→ Problem description:
Where the records below have a line with "your", that line is to be copied.

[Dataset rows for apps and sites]

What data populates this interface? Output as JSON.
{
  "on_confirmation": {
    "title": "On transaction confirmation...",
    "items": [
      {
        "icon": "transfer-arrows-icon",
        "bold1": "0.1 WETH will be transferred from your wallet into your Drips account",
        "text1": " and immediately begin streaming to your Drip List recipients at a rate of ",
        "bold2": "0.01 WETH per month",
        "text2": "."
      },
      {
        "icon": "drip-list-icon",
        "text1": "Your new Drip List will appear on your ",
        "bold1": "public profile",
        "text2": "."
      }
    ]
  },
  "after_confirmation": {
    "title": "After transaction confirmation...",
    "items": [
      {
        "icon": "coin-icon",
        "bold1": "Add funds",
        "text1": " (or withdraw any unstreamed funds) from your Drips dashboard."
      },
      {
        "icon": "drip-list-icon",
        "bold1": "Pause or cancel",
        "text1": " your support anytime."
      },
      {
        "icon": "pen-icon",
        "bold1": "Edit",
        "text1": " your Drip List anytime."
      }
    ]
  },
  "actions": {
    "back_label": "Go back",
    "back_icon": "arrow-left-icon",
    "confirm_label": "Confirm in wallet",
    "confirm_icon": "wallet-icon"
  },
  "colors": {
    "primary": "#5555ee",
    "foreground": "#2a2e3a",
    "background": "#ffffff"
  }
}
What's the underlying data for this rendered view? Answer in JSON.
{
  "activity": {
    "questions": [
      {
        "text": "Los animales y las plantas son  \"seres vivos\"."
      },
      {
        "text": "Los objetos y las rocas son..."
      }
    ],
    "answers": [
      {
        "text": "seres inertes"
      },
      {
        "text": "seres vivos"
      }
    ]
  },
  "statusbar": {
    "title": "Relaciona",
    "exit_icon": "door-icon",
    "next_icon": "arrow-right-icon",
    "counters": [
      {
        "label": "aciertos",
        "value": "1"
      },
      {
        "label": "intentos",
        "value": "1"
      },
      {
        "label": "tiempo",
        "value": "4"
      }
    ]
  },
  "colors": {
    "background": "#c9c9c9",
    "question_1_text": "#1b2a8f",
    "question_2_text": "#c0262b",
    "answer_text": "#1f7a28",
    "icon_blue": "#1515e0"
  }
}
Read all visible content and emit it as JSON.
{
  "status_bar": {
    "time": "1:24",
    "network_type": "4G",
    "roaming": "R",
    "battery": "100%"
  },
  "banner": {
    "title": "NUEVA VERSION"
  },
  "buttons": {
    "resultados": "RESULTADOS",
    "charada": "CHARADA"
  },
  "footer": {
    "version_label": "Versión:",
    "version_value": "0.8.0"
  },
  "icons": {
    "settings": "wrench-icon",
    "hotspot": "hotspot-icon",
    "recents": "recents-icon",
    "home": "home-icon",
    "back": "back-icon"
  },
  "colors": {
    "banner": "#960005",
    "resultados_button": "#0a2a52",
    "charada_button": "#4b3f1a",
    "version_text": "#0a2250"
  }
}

→ Solution below:
        "bold1": "0.1 WETH will be transferred from your wallet into your Drips account",
        "text1": " and immediately begin streaming to your Drip List recipients at a rate of ",
        "text1": "Your new Drip List will appear on your ",
        "text1": " (or withdraw any unstreamed funds) from your Drips dashboard."
        "text1": " your support anytime."
        "text1": " your Drip List anytime."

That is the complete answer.